Sautéed Scallops with Celery Root Purée and Herb Oil is an elegant dish and when served with a salad and a lovely white Burgundy, it truly is special meal.
Plat du Jour (the dish of the day) is three familiar words in the French language that seduce, excite, and comfort. They reflect the classics, seasonal, and are simple to make. Susan takes these dishes and will show you how to effortlessly transform any meal into an elegant and flavorful French masterpiece. Her step-by-step guidance and cooking tips (astuces) will guide you to success in the French cooking experience.
PLAT DU JOUR Recipes
I appreciate Susan’s love of French culinary history, that comes shinning through in PLAT DU JOUR. Take for example her recipe for King Henry IV’s Garlic and Potato Soup from Agen.
This soup, a favorite of Henry IV, is a staple in the southwest of France near the town of Agen, where garlic flourishes. Never a wealthy region, its cuisine was simple and poor, like this dish of potatoes and garlic, which is cooked, lightly crushed, then dressed up with eggs and toasted bread. Typically, the toasted bread was put in the bottom of the bowl and the soup was poured over it. I put it alongside of the soup but do as Susan suggests, and follow your own desire.
I love Susan’s unique approach to vegetables like in her recipe for Eggplant Disguised. This has the look, taste and feel of mushrooms.
This is just one of many useful tips from PLAT DU JOUR that will help make you a more efficient cook, and with the recipes, an even better one than you already are.
Another wonderful recipe is Peppers and Tomatoes with Peached Egg, Basque-Style.
When it is warm and the palate needs a refreshing opener, this is the ideal amuse-bouche, a perfect opener for any meal!
Egg Flowers with Kuri Squash is one of the most innovative and delightful of Susan’s recipes. I learned to make this from Susan at one of her cooking classes.
Pureed dates, almonds, olive oil, and Piment d’Espelette, formed into small cone shapes is a beautiful accent to the dish.
PLAT DU JOUR French Meals Made Easy is a must-have for any aspiring home cook with a craving for simple, classic and easy seasonal French cooking.
Today’s Recipe: Sautéed Scallops with Celery Root Puree and Herb Oil
Susan explains clearly what every French chef knows, which is that the quality of every single ingredient you use is vital to the quality of the finished dish, and ultimately, to your enjoyment.
We cooked scallop when I was with Susan, and they were the freshest I have ever had. We had them cooked, and we had them as carpaccio, too, which I was absolutely scrumptious.
Sautéed Scallops with Celery Root Purée and Herb Oil
This easy, yet impressive dish, will wow your dinner guests. The purée provides a perfect nest for sautéed scallops, and a drizzle of simple but intensely flavored herb oil completes this delectable dish.
- ¼ cup firmly packed fresh flat leaf parsley or basil leaves

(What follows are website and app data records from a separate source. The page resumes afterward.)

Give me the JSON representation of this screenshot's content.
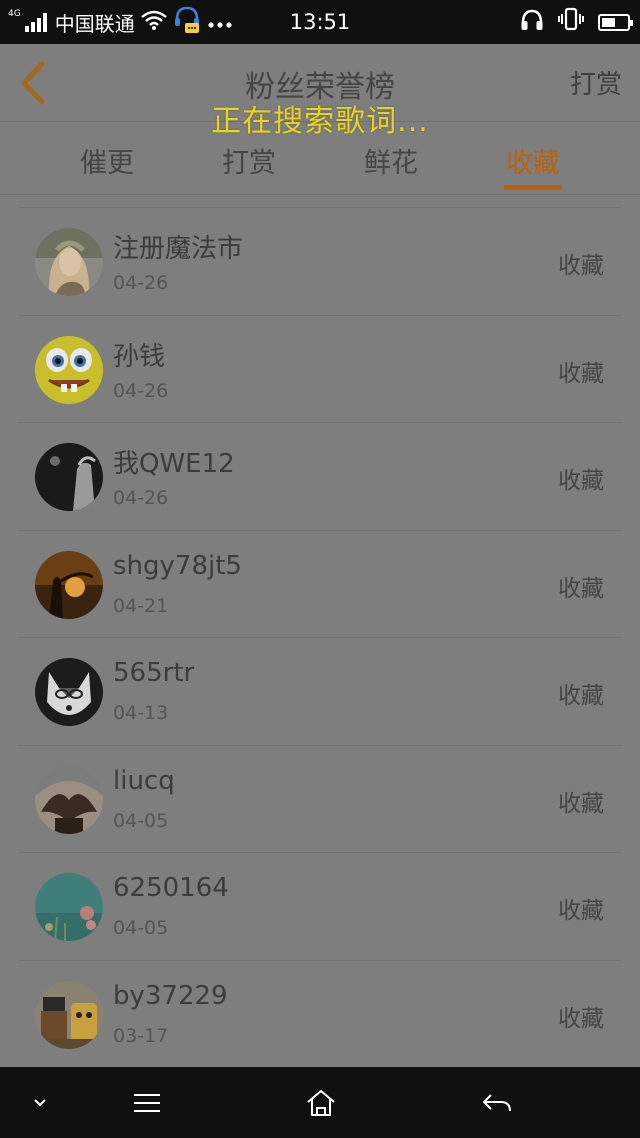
{
  "status_bar": {
    "network_type": "4G",
    "carrier": "中国联通",
    "time": "13:51",
    "icons": [
      "signal-icon",
      "wifi-icon",
      "headset-assistant-icon",
      "more-dots-icon",
      "headphone-icon",
      "vibrate-icon",
      "battery-icon"
    ]
  },
  "header": {
    "title": "粉丝荣誉榜",
    "action_label": "打赏",
    "back_icon": "chevron-left-icon"
  },
  "toast": {
    "text": "正在搜索歌词..."
  },
  "tabs": [
    {
      "label": "催更",
      "active": false
    },
    {
      "label": "打赏",
      "active": false
    },
    {
      "label": "鲜花",
      "active": false
    },
    {
      "label": "收藏",
      "active": true
    }
  ],
  "colors": {
    "accent": "#b8620f",
    "toast": "#e8d21b",
    "overlay_bg": "#7e7e7e",
    "bars": "#101010"
  },
  "list": {
    "items": [
      {
        "name": "注册魔法市",
        "date": "04-26",
        "action": "收藏",
        "avatar": "avatar-woman-portrait"
      },
      {
        "name": "孙钱",
        "date": "04-26",
        "action": "收藏",
        "avatar": "avatar-spongebob"
      },
      {
        "name": "我QWE12",
        "date": "04-26",
        "action": "收藏",
        "avatar": "avatar-dark-figure"
      },
      {
        "name": "shgy78jt5",
        "date": "04-21",
        "action": "收藏",
        "avatar": "avatar-sunset-silhouette"
      },
      {
        "name": "565rtr",
        "date": "04-13",
        "action": "收藏",
        "avatar": "avatar-husky-dog"
      },
      {
        "name": "liucq",
        "date": "04-05",
        "action": "收藏",
        "avatar": "avatar-heart-hands"
      },
      {
        "name": "6250164",
        "date": "04-05",
        "action": "收藏",
        "avatar": "avatar-teal-flowers"
      },
      {
        "name": "by37229",
        "date": "03-17",
        "action": "收藏",
        "avatar": "avatar-cartoon-characters"
      }
    ]
  },
  "nav_bar": {
    "buttons": [
      "chevron-down-icon",
      "menu-icon",
      "home-icon",
      "back-arrow-icon"
    ]
  }
}
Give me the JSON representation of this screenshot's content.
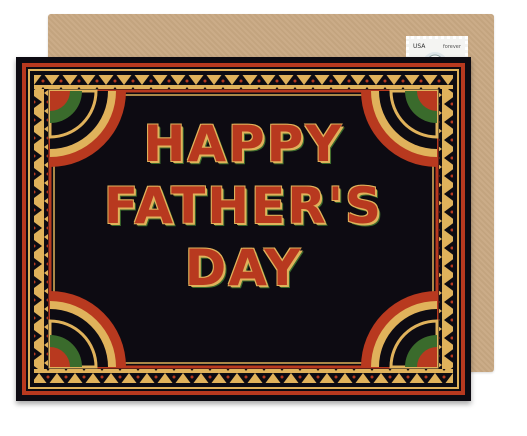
{
  "card": {
    "message_lines": [
      "HAPPY",
      "FATHER'S",
      "DAY"
    ]
  },
  "stamp": {
    "country": "USA",
    "denomination": "forever"
  },
  "colors": {
    "card_background": "#0d0b12",
    "pattern_red": "#b8391f",
    "pattern_gold": "#e0b25b",
    "pattern_green": "#3a6b2c",
    "envelope": "#c9a983"
  }
}
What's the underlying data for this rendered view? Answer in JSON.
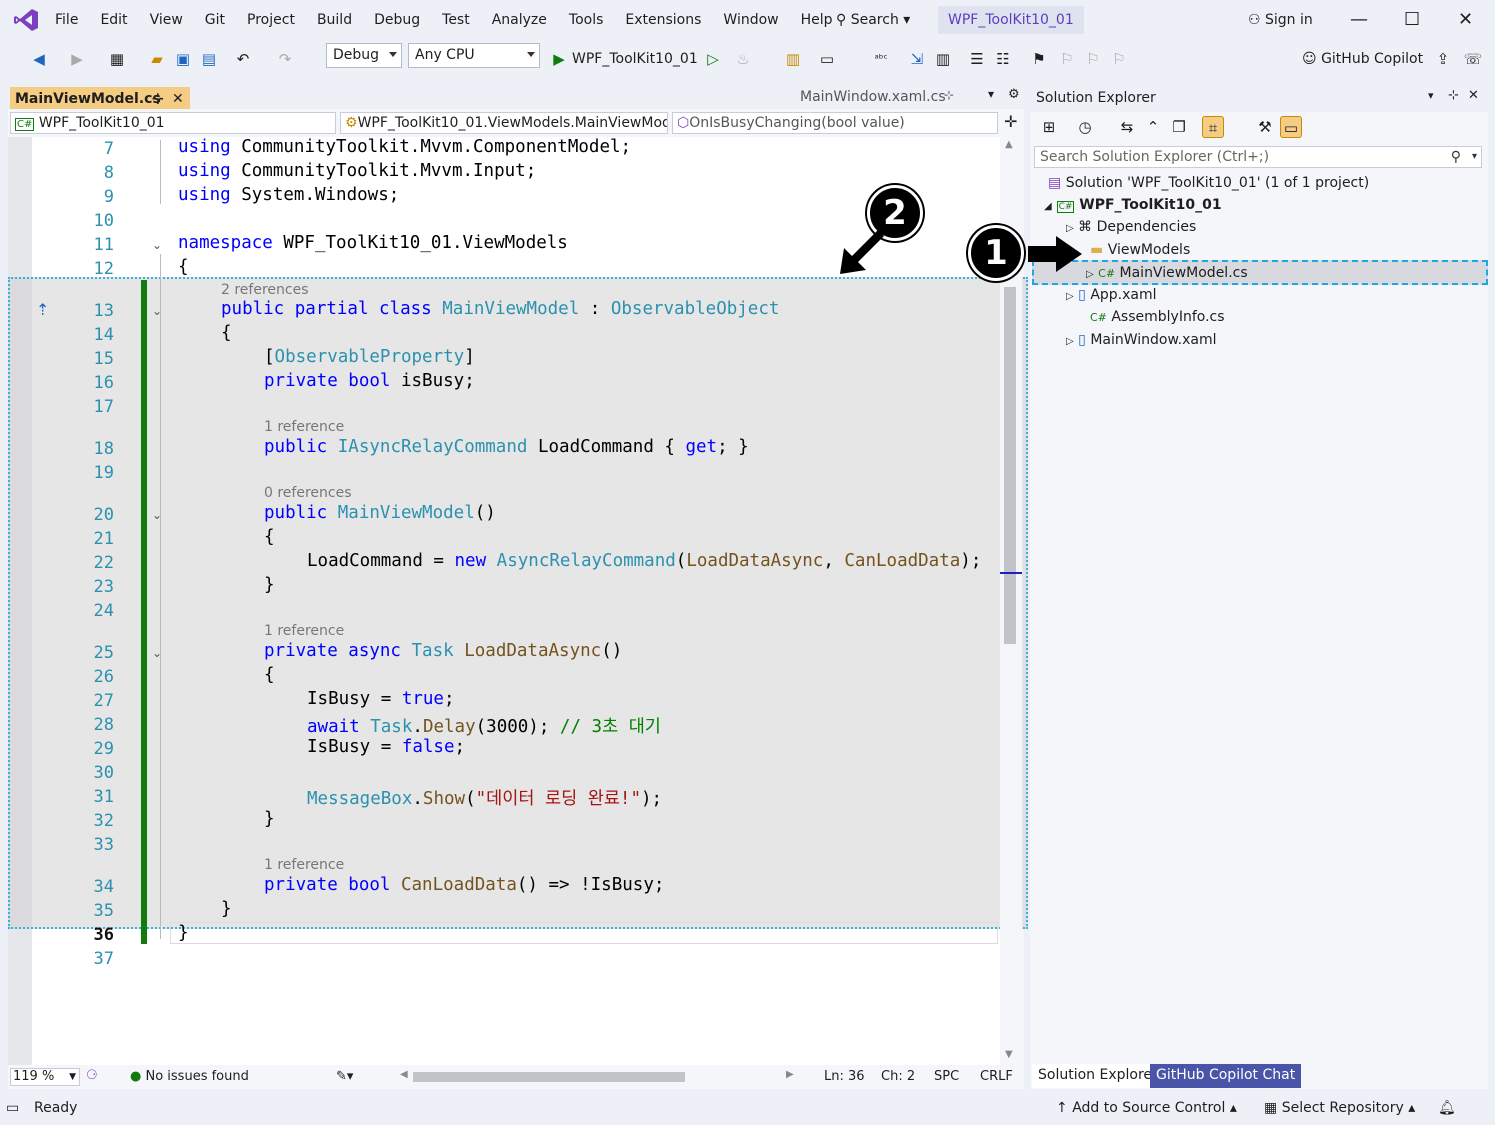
{
  "app": {
    "logo": "visual-studio-logo",
    "project_tab": "WPF_ToolKit10_01",
    "sign_in": "Sign in",
    "copilot": "GitHub Copilot",
    "search": "Search"
  },
  "menu": [
    "File",
    "Edit",
    "View",
    "Git",
    "Project",
    "Build",
    "Debug",
    "Test",
    "Analyze",
    "Tools",
    "Extensions",
    "Window",
    "Help"
  ],
  "toolbar": {
    "config": "Debug",
    "platform": "Any CPU",
    "run_target": "WPF_ToolKit10_01"
  },
  "editor": {
    "active_tab": "MainViewModel.cs",
    "other_tab": "MainWindow.xaml.cs",
    "nav_project": "WPF_ToolKit10_01",
    "nav_class": "WPF_ToolKit10_01.ViewModels.MainViewMod",
    "nav_member": "OnIsBusyChanging(bool value)",
    "lines": [
      "7",
      "8",
      "9",
      "10",
      "11",
      "12",
      "13",
      "14",
      "15",
      "16",
      "17",
      "18",
      "19",
      "20",
      "21",
      "22",
      "23",
      "24",
      "25",
      "26",
      "27",
      "28",
      "29",
      "30",
      "31",
      "32",
      "33",
      "34",
      "35",
      "36",
      "37"
    ],
    "refs": {
      "r13": "2 references",
      "r18": "1 reference",
      "r20": "0 references",
      "r25": "1 reference",
      "r34": "1 reference"
    },
    "code": {
      "l7": [
        "using",
        " CommunityToolkit.Mvvm.ComponentModel;"
      ],
      "l8": [
        "using",
        " CommunityToolkit.Mvvm.Input;"
      ],
      "l9": [
        "using",
        " System.Windows;"
      ],
      "l11": [
        "namespace",
        " WPF_ToolKit10_01.ViewModels"
      ],
      "l12": "{",
      "l13": [
        "public partial class",
        " ",
        "MainViewModel",
        " : ",
        "ObservableObject"
      ],
      "l14": "{",
      "l15": [
        "[",
        "ObservableProperty",
        "]"
      ],
      "l16": [
        "private bool",
        " isBusy;"
      ],
      "l18": [
        "public",
        " ",
        "IAsyncRelayCommand",
        " LoadCommand { ",
        "get",
        "; }"
      ],
      "l20": [
        "public",
        " ",
        "MainViewModel",
        "()"
      ],
      "l21": "{",
      "l22": [
        "LoadCommand = ",
        "new",
        " ",
        "AsyncRelayCommand",
        "(",
        "LoadDataAsync",
        ", ",
        "CanLoadData",
        ");"
      ],
      "l23": "}",
      "l25": [
        "private async",
        " ",
        "Task",
        " ",
        "LoadDataAsync",
        "()"
      ],
      "l26": "{",
      "l27": [
        "IsBusy = ",
        "true",
        ";"
      ],
      "l28": [
        "await",
        " ",
        "Task",
        ".",
        "Delay",
        "(3000); ",
        "// 3초 대기"
      ],
      "l29": [
        "IsBusy = ",
        "false",
        ";"
      ],
      "l31": [
        "MessageBox",
        ".",
        "Show",
        "(",
        "\"데이터 로딩 완료!\"",
        ");"
      ],
      "l32": "}",
      "l34": [
        "private bool",
        " ",
        "CanLoadData",
        "() => !IsBusy;"
      ],
      "l35": "}",
      "l36": "}"
    },
    "zoom": "119 %",
    "issues": "No issues found",
    "ln": "Ln: 36",
    "ch": "Ch: 2",
    "spc": "SPC",
    "crlf": "CRLF"
  },
  "solution_explorer": {
    "title": "Solution Explorer",
    "search_placeholder": "Search Solution Explorer (Ctrl+;)",
    "solution": "Solution 'WPF_ToolKit10_01' (1 of 1 project)",
    "project": "WPF_ToolKit10_01",
    "dependencies": "Dependencies",
    "folder": "ViewModels",
    "file_vm": "MainViewModel.cs",
    "app_xaml": "App.xaml",
    "assembly": "AssemblyInfo.cs",
    "mainwindow": "MainWindow.xaml",
    "cs_badge": "C#",
    "tab1": "Solution Explorer",
    "tab2": "GitHub Copilot Chat"
  },
  "status": {
    "ready": "Ready",
    "add_source": "Add to Source Control",
    "select_repo": "Select Repository"
  },
  "annotations": {
    "badge1": "1",
    "badge2": "2"
  }
}
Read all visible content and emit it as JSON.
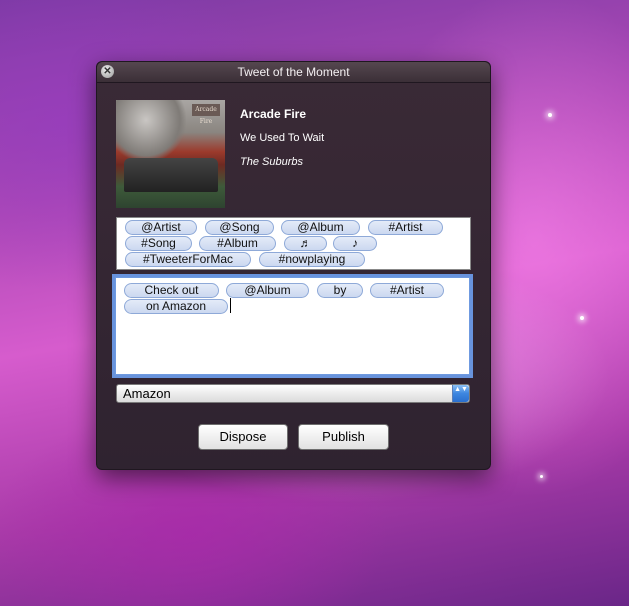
{
  "window": {
    "title": "Tweet of the Moment",
    "close_icon": "close-icon"
  },
  "track": {
    "artist": "Arcade Fire",
    "song": "We Used To Wait",
    "album": "The Suburbs",
    "art_sign": "Arcade Fire"
  },
  "tokens": {
    "artist_handle": "@Artist",
    "song_handle": "@Song",
    "album_handle": "@Album",
    "artist_tag": "#Artist",
    "song_tag": "#Song",
    "album_tag": "#Album",
    "beamed_notes": "♬",
    "eighth_note": "♪",
    "tweeter_tag": "#TweeterForMac",
    "nowplaying_tag": "#nowplaying"
  },
  "compose": {
    "check_out": "Check out",
    "album": "@Album",
    "by": "by",
    "artist": "#Artist",
    "on_amazon": "on Amazon"
  },
  "store_select": {
    "selected": "Amazon",
    "arrows": "▲▼"
  },
  "buttons": {
    "dispose": "Dispose",
    "publish": "Publish"
  }
}
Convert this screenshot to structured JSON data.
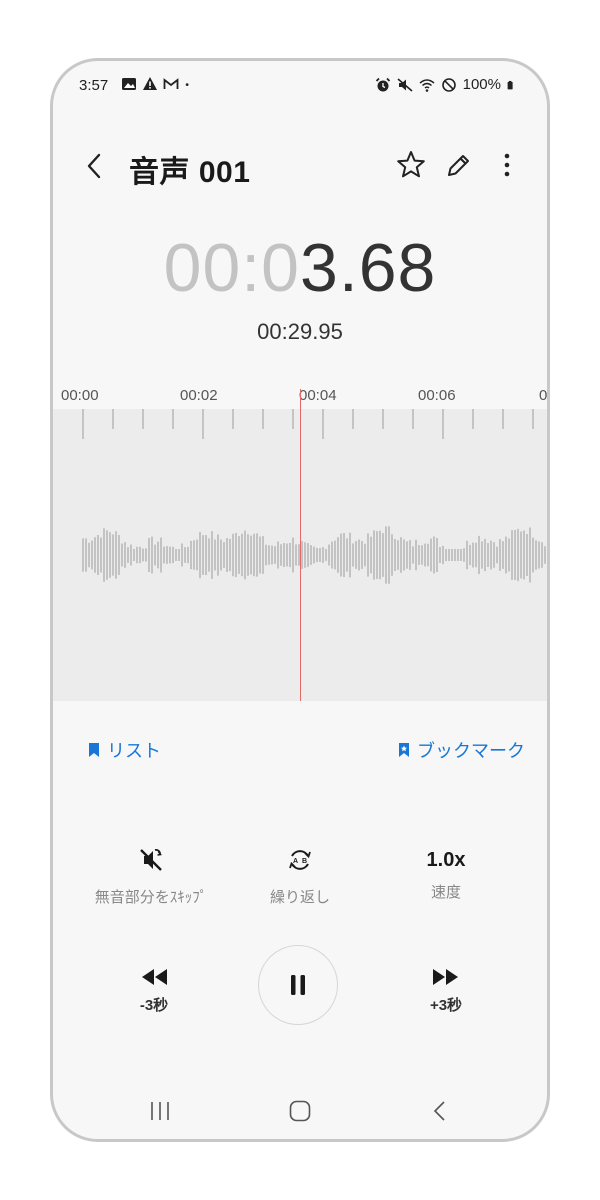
{
  "status_bar": {
    "time": "3:57",
    "battery": "100%",
    "left_icons": [
      "image-icon",
      "warning-icon",
      "gmail-icon",
      "dot-icon"
    ],
    "right_icons": [
      "alarm-icon",
      "mute-icon",
      "wifi-icon",
      "no-disturb-icon",
      "battery-icon"
    ]
  },
  "header": {
    "title": "音声 001",
    "buttons": [
      "back-icon",
      "star-icon",
      "pencil-icon",
      "more-vert-icon"
    ]
  },
  "timer": {
    "elapsed_dim": "00:0",
    "elapsed_main": "3.68",
    "total": "00:29.95"
  },
  "timeline": {
    "ticks": [
      "00:00",
      "00:02",
      "00:04",
      "00:06",
      "0"
    ]
  },
  "bookmarks": {
    "list_label": "リスト",
    "bookmark_label": "ブックマーク"
  },
  "controls": {
    "skip_silence_label": "無音部分をｽｷｯﾌﾟ",
    "repeat_label": "繰り返し",
    "speed_value": "1.0x",
    "speed_label": "速度",
    "rewind_label": "-3秒",
    "forward_label": "+3秒"
  },
  "colors": {
    "accent": "#1877d6",
    "playhead": "#e46a6a",
    "waveform": "#9a9a9a",
    "timer_dim": "#c3c3c3"
  }
}
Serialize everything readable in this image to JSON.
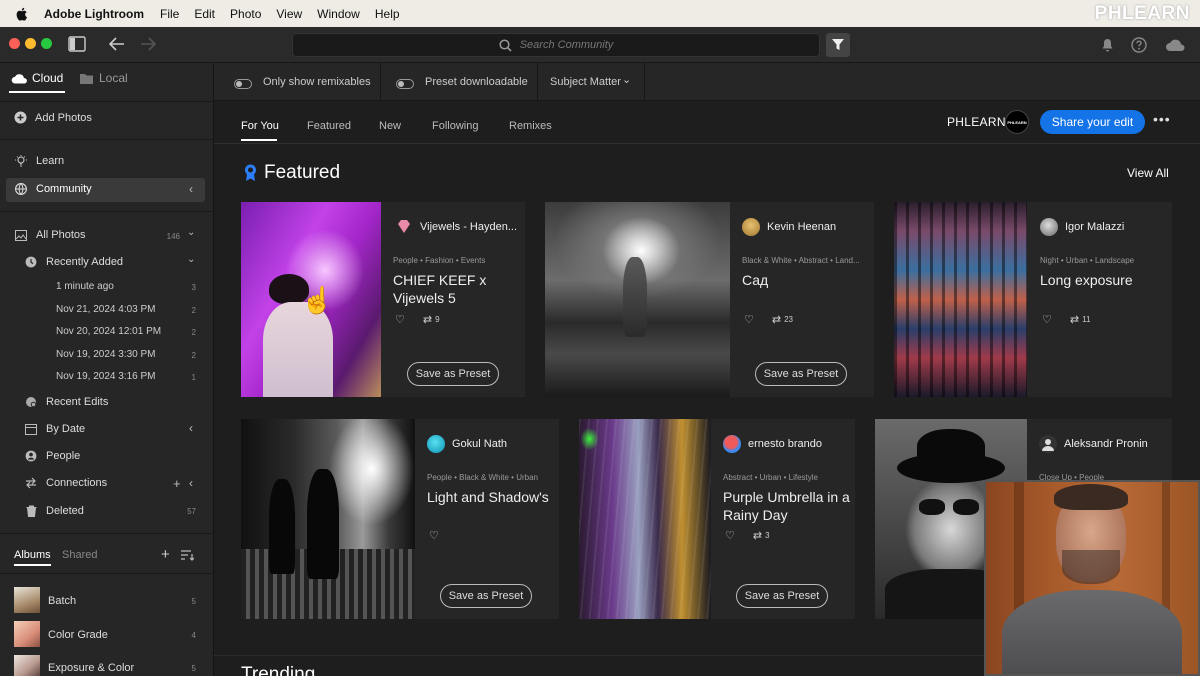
{
  "menubar": {
    "app": "Adobe Lightroom",
    "items": [
      "File",
      "Edit",
      "Photo",
      "View",
      "Window",
      "Help"
    ]
  },
  "watermark": "PHLEARN",
  "search": {
    "placeholder": "Search Community"
  },
  "sidebar": {
    "cloud": "Cloud",
    "local": "Local",
    "add_photos": "Add Photos",
    "learn": "Learn",
    "community": "Community",
    "all_photos": {
      "label": "All Photos",
      "count": "146"
    },
    "recently_added": "Recently Added",
    "dates": [
      {
        "label": "1 minute ago",
        "count": "3"
      },
      {
        "label": "Nov 21, 2024 4:03 PM",
        "count": "2"
      },
      {
        "label": "Nov 20, 2024 12:01 PM",
        "count": "2"
      },
      {
        "label": "Nov 19, 2024 3:30 PM",
        "count": "2"
      },
      {
        "label": "Nov 19, 2024 3:16 PM",
        "count": "1"
      }
    ],
    "recent_edits": "Recent Edits",
    "by_date": "By Date",
    "people": "People",
    "connections": "Connections",
    "deleted": {
      "label": "Deleted",
      "count": "57"
    },
    "albums_tab": "Albums",
    "shared_tab": "Shared",
    "albums": [
      {
        "label": "Batch",
        "count": "5"
      },
      {
        "label": "Color Grade",
        "count": "4"
      },
      {
        "label": "Exposure & Color",
        "count": "5"
      }
    ]
  },
  "filters": {
    "remixables": "Only show remixables",
    "downloadable": "Preset downloadable",
    "subject": "Subject Matter"
  },
  "tabs": [
    "For You",
    "Featured",
    "New",
    "Following",
    "Remixes"
  ],
  "profile": {
    "name": "PHLEARN",
    "avatar_text": "PHLEARN"
  },
  "share_label": "Share your edit",
  "featured": {
    "title": "Featured",
    "view_all": "View All"
  },
  "preset_label": "Save as Preset",
  "cards": [
    {
      "author": "Vijewels - Hayden...",
      "tags": "People • Fashion • Events",
      "title": "CHIEF KEEF x Vijewels 5",
      "remixes": "9"
    },
    {
      "author": "Kevin Heenan",
      "tags": "Black & White • Abstract • Land...",
      "title": "Сад",
      "remixes": "23"
    },
    {
      "author": "Igor Malazzi",
      "tags": "Night • Urban • Landscape",
      "title": "Long exposure",
      "remixes": "11"
    },
    {
      "author": "Gokul Nath",
      "tags": "People • Black & White • Urban",
      "title": "Light and Shadow's",
      "remixes": ""
    },
    {
      "author": "ernesto brando",
      "tags": "Abstract • Urban • Lifestyle",
      "title": "Purple Umbrella in a Rainy Day",
      "remixes": "3"
    },
    {
      "author": "Aleksandr Pronin",
      "tags": "Close Up • People",
      "title": "",
      "remixes": ""
    }
  ],
  "trending": "Trending",
  "colors": {
    "accent": "#1473e6"
  }
}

- 1/3 cup (80 ml) olive oil extra virgin
- 1 large (1¾ pounds; 875 g each) celery root peeled and cut into ½-inch (1.3 cm) pieces
- Fine sea salt and freshly ground black pepper
- 3 tablespoons (45 ml) crème fraîche
- 18 sea scallops trimmed and rinsed, chilled
- Fleur de sel
Mince the herb leaves and mix them with¼ cup (60 ml) of the oil in a small bowl. Set aside.
Place the celery root in a heavy-bottomed skillet over very low heat. Season with fine salt and pepper, add ½ cup (125 ml) of water, cover, and cook until the celery root is tender through, about 20 minutes, checking from time to time to be sure it isn't sticking to the pan. If necessary, add a bit more water during cooking to keep it from sticking.
When the celery root is tender through, transfer it to a food processor and puree. Add the crème fraîche, process, adjust the seasoning, and keep it hot over the lowest possible heat on your stove, or in a very low-temperature oven.
Heat the remaining 4 teaspoons of oil in a large skillet over medium heat. When it's hot, add the scallops and cook until they are golden on one side, about 3 minutes. Carefully turn the scallops and cook until they are golden on the other side, about 2 minutes. Season them with salt and pepper and remove from the heat.
To serve, divide the purée among six warmed plates, placing it in the center and shaping it in a disk. Place three scallops atop each disk of purée then drizzle the herb oil around the scallops and the purée. Season with fleur de sel and serve immediately.
Note: When you shop for scallops, look for firmness. Avoid them if they are bulgy or sitting in cloudy liquid.
I encourage you to run out and get a copy of PLAT DU JOUR French Meals Made Easy for yourself, and for a your culinarily inclined friends. They’ll thank you, for this gorgeously photographed cookbook will not disappoint.
…and then, she paused for thought.
If you are looking for other recipes from Susan Herrmann Loomis, check these out;
You can find Susans recipes and videos at her new website: Dancing Tomatoes